This section is from the book "An Illustrated Flora Of The Northern United States, Canada And The British Possessions Vol1", by Nathaniel Lord Britton, Addison Brown. Also available from Amazon: An Illustrated Flora of the Northern United States, Canada and the British Possessions. 3 Volume Set..
Trees with alternate pinnately compound leaves, and monoecious bracteolate flowers, the staminate in long drooping aments; the pistillate solitary or several together. Staminate flowers consisting of 3-numerous stamens with or without an irregularly lobed perianth adnate to the bractlet, very rarely with a rudimentary ovary. Anthers erect, 2-celled, the sacs longitudinally dehiscent; filaments short. Pistillate flowers bracted and usually 2-bracteolate, with a 3-5-lobed (normally 4-lobed) calyx or with both calyx and petals, and an inferior 1-celled or incompletely 2-4-celled ovary. Ovule solitary, erect, orthotropous; styles 2, stigmatic on the inner surface.

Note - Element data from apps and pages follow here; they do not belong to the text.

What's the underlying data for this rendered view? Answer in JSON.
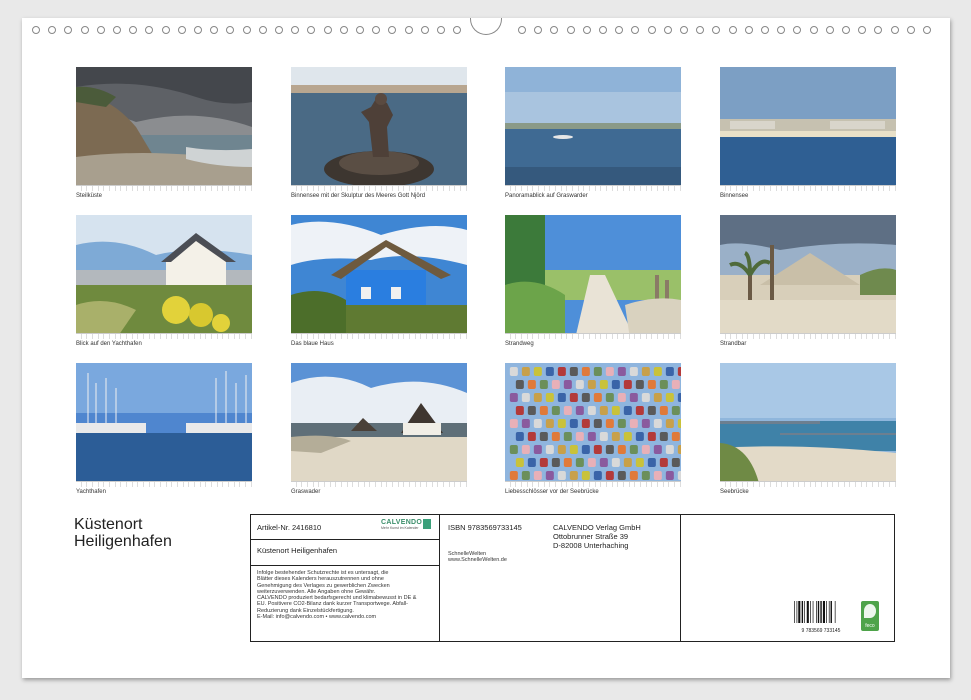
{
  "photos": [
    {
      "caption": "Steilküste"
    },
    {
      "caption": "Binnensee mit der Skulptur des Meeres Gott Njörd"
    },
    {
      "caption": "Panoramablick auf Graswarder"
    },
    {
      "caption": "Binnensee"
    },
    {
      "caption": "Blick auf den Yachthafen"
    },
    {
      "caption": "Das blaue Haus"
    },
    {
      "caption": "Strandweg"
    },
    {
      "caption": "Strandbar"
    },
    {
      "caption": "Yachthafen"
    },
    {
      "caption": "Graswader"
    },
    {
      "caption": "Liebesschlösser vor der Seebrücke"
    },
    {
      "caption": "Seebrücke"
    }
  ],
  "title_line1": "Küstenort",
  "title_line2": "Heiligenhafen",
  "info": {
    "article": "Artikel-Nr. 2416810",
    "brand": "CALVENDO",
    "brand_sub": "Mehr Kunst im Kalender",
    "product_title": "Küstenort Heiligenhafen",
    "legal": [
      "Infolge bestehender Schutzrechte ist es untersagt, die",
      "Blätter dieses Kalenders herauszutrennen und ohne",
      "Genehmigung des Verlages zu gewerblichen Zwecken",
      "weiterzuverwenden. Alle Angaben ohne Gewähr.",
      "CALVENDO produziert bedarfsgerecht und klimabewusst in DE &",
      "EU. Positivere CO2-Bilanz dank kurzer Transportwege. Abfall-",
      "Reduzierung dank Einzelstückfertigung.",
      "E-Mail: info@calvendo.com • www.calvendo.com"
    ],
    "isbn": "ISBN 9783569733145",
    "author": "SchnelleWelten",
    "author_url": "www.SchnelleWelten.de",
    "publisher_name": "CALVENDO Verlag GmbH",
    "publisher_street": "Ottobrunner Straße 39",
    "publisher_city": "D-82008 Unterhaching",
    "barcode_text": "9 783569 733145",
    "badge": "feco"
  }
}
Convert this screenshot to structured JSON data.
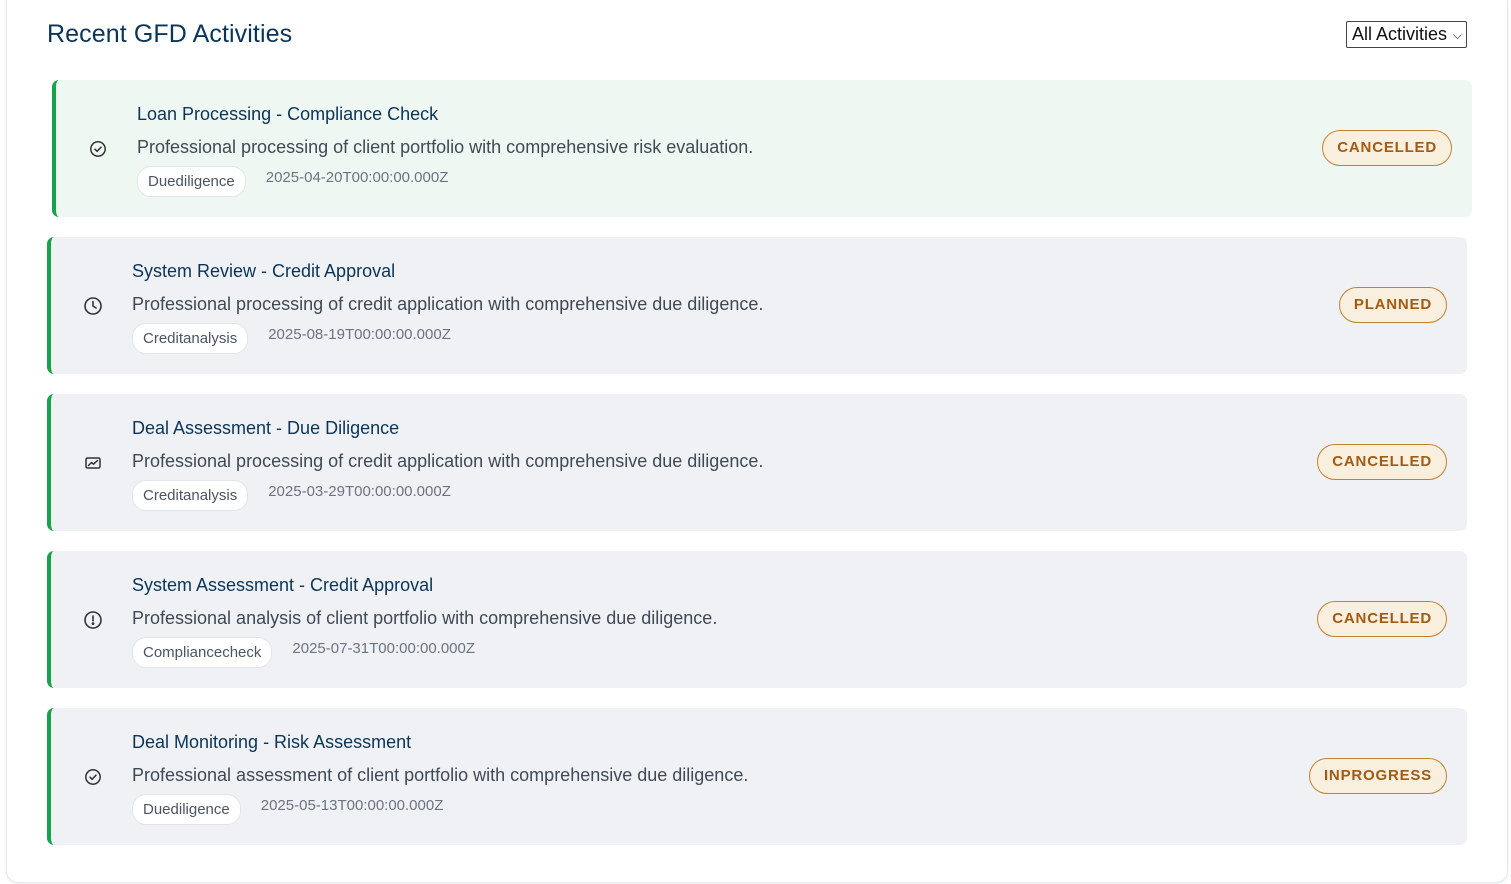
{
  "header": {
    "title": "Recent GFD Activities",
    "filter_value": "All Activities"
  },
  "activities": [
    {
      "title": "Loan Processing - Compliance Check",
      "description": "Professional processing of client portfolio with comprehensive risk evaluation.",
      "tag": "Duediligence",
      "timestamp": "2025-04-20T00:00:00.000Z",
      "status": "CANCELLED",
      "icon": "check-circle-icon"
    },
    {
      "title": "System Review - Credit Approval",
      "description": "Professional processing of credit application with comprehensive due diligence.",
      "tag": "Creditanalysis",
      "timestamp": "2025-08-19T00:00:00.000Z",
      "status": "PLANNED",
      "icon": "clock-icon"
    },
    {
      "title": "Deal Assessment - Due Diligence",
      "description": "Professional processing of credit application with comprehensive due diligence.",
      "tag": "Creditanalysis",
      "timestamp": "2025-03-29T00:00:00.000Z",
      "status": "CANCELLED",
      "icon": "chart-icon"
    },
    {
      "title": "System Assessment - Credit Approval",
      "description": "Professional analysis of client portfolio with comprehensive due diligence.",
      "tag": "Compliancecheck",
      "timestamp": "2025-07-31T00:00:00.000Z",
      "status": "CANCELLED",
      "icon": "alert-circle-icon"
    },
    {
      "title": "Deal Monitoring - Risk Assessment",
      "description": "Professional assessment of client portfolio with comprehensive due diligence.",
      "tag": "Duediligence",
      "timestamp": "2025-05-13T00:00:00.000Z",
      "status": "INPROGRESS",
      "icon": "check-circle-icon"
    }
  ],
  "colors": {
    "accent_border": "#16a34a",
    "title_text": "#0b3558",
    "status_text": "#a35a12",
    "status_bg": "#f9efdf"
  }
}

Fruit in our genera a drupe with indehiscent or dehiscent, fibrous or woody exocarp (husk; ripened calyx; also regarded as an involucre), large, 2-4-lobed. Endosperm none. Cotyledons corrugated, very oily. Radicle enclosing the bony endocarp or nut which is incompletely 2-4-celled. Seed minute, superior.
Six genera and about 35 species, mostly of the warmer parts of the north temperate zone, extending in America south along the Andes to Bolivia. The young leaves in the bud are stipulate in at least two species of Hicoria. The family is not closely related to the other ament-bearing ones; its affinity is with the Anacardiaceae.
Husk indehiscent; nut rugose.
Husk at length splitting into segments; nut smooth or angled.